I think many writers long for the day where they can take a junket to whatever location they need to visit. Though I write about Ancient Greece, Medieval Ireland or Colonial Pennsylvania, most often my books take place where I live or have lived. It makes it easier for me to describe the locations. For example, I haven't lived in Pennsylvania for twenty years, but one never forgets the feel of the summer's heat and humidity.

Scholarly books provide a good foundation for research. Throug…

He is not Enough

I am probably going to step on some toes today, but this is something I've been struggling with for several years. I cannot recount all the times I've heard elements that lean towards one or two thoughts. First, the concept of running to God, and second, Jesus being everything we need.

Now, before I go any farther, let me point out that those two statements are true, but how we apply said truths can be a bit ... off, shall we say. I think they tend to be off not because they are untrue, but because of the hurt that accompanies them.

Run to God A piece of advice circulating among my Christian friends: "Run as hard as you can to God, and if you find someone keeping up, introduce yourself."

This is advice is primarily directed at Christian singles, and while it sounds lovely, it hits wrong somehow. I wish I could explain it other than it hurts when I hear that statement, and my hackles go up. Part of the reason is because I have run towards God, but rarely can find anyo…

First of the Month Book

To begin, let me say that I will be shifting the posting schedule slightly due to the fact that Saturdays are crazy in the summer. Because of that, beginning today, the First of the Month Book Review will be on the first Monday, not the first Saturday of the month.

Today's review focuses on fiber arts, and one of my personal dislikes - hems. I cannot describe how much I hate hems. In fact, if it is at all possible for a garment to be left unhemmed, I will use it. One can only imagine how much I enjoyed the "frayed hem" fashion a few years back.

Knitting on the Edge by Nicky Epstein was a book I first found in the local library, but has since disappeared from local library. Fortunately, I found it at a craft store for over sixty percent off. This book is a good, handy resource. She does have a second one out as well, which I will review as soon as I get a copy of it.

Knitting on the Edge provides individuals with a plethora of hems for knitted items. Granted, if you don'…

Gathering Ideas

One of the best parts of being a writer is finding the stories. Personally, it's one of my favorite parts of writing. I love seeking out stories, which is part of the reason why I enjoy talking with people - everyone has a story to tell, and finding them is interesting.

This past week, I went up to Niagara University to learn about the Women Weavers of Ancient Athens. Weaving was considered one of the most important things a woman could do; the other was to bear children.

Listening to the discussion about these women weavers, I found ideas for short stories, as well as new insight into a culture I really don't like. Much of the Ancient Greek culture just never interested me; besides, the older I grew, the more I realized how much the Ancient Greeks didn't like women.
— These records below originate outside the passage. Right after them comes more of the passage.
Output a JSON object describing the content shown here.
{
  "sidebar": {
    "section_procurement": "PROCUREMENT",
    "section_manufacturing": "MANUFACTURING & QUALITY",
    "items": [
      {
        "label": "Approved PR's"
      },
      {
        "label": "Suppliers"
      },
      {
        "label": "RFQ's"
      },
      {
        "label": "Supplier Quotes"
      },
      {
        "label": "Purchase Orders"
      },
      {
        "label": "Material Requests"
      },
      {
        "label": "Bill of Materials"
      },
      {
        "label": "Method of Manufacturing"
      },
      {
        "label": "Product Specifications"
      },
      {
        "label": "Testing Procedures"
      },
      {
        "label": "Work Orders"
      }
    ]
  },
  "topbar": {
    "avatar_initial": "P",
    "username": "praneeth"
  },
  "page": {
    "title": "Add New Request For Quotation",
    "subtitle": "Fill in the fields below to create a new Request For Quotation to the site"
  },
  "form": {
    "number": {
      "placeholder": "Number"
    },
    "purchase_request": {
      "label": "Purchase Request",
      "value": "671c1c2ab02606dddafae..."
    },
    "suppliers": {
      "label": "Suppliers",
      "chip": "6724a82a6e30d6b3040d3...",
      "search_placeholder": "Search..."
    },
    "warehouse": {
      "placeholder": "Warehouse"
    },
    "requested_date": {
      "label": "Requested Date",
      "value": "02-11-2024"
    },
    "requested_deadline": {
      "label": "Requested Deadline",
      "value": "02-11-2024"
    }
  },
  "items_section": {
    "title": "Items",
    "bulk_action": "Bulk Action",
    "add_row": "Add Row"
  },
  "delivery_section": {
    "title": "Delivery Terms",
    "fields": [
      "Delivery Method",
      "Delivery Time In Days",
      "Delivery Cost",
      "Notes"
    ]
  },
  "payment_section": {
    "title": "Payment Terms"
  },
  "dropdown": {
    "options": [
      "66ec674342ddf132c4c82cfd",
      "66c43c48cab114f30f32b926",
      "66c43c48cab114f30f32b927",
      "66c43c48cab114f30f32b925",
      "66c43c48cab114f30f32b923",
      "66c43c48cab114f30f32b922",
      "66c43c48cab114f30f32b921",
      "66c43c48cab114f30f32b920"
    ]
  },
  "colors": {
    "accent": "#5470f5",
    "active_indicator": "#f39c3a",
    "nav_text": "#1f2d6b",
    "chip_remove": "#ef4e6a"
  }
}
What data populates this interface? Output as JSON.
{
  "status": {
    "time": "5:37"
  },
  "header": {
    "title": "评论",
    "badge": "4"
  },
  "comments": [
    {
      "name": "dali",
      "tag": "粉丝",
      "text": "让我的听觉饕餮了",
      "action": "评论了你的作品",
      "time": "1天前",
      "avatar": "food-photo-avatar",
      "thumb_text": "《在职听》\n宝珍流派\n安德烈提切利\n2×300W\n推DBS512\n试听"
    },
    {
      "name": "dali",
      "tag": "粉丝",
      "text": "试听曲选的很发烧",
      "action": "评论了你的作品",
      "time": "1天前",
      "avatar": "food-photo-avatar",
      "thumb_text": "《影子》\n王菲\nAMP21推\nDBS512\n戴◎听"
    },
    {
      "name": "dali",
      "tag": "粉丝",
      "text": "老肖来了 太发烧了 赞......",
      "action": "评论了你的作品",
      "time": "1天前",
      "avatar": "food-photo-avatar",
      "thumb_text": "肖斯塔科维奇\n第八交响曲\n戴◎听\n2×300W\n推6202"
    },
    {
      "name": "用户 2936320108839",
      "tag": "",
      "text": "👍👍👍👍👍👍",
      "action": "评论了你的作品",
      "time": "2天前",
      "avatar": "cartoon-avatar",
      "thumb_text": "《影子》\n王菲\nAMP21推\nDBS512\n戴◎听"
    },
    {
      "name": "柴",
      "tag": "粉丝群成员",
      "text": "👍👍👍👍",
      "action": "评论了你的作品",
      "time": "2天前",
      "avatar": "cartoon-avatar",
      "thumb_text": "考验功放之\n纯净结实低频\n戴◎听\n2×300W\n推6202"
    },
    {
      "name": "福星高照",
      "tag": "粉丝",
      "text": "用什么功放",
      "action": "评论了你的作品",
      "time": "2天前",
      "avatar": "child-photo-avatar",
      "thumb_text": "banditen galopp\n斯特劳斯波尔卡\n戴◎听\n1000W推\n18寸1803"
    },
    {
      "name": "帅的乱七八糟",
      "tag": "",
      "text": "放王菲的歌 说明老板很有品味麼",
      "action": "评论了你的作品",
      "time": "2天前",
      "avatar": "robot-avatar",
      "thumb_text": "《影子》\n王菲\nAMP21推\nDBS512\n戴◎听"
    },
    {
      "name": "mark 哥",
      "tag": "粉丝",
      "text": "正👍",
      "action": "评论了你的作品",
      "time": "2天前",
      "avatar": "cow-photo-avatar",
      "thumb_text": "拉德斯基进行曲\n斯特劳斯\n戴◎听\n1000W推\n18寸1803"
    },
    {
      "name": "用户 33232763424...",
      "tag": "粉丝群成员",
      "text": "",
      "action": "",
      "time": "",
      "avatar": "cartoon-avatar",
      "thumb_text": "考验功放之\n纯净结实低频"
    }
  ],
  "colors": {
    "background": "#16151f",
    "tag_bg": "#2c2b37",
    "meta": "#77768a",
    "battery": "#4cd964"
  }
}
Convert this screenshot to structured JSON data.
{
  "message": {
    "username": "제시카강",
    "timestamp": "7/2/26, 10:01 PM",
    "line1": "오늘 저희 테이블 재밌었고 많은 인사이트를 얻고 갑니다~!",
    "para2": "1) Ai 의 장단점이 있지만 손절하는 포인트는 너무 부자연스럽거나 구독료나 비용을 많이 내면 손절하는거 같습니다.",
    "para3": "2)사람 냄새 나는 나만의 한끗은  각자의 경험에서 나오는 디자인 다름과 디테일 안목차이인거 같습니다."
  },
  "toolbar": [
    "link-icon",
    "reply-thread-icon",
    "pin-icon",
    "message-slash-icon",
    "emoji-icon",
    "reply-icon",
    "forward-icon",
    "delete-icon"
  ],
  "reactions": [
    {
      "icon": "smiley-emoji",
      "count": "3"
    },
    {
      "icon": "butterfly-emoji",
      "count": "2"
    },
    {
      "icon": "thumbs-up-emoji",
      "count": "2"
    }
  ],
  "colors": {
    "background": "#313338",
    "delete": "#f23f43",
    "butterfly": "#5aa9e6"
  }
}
Respectable women didn't leave their homes, and spent their days weaving or raising children. Meanwhile, the men go to have deep intellectual conversations.

To put it mildly, I would rather visit Europe du…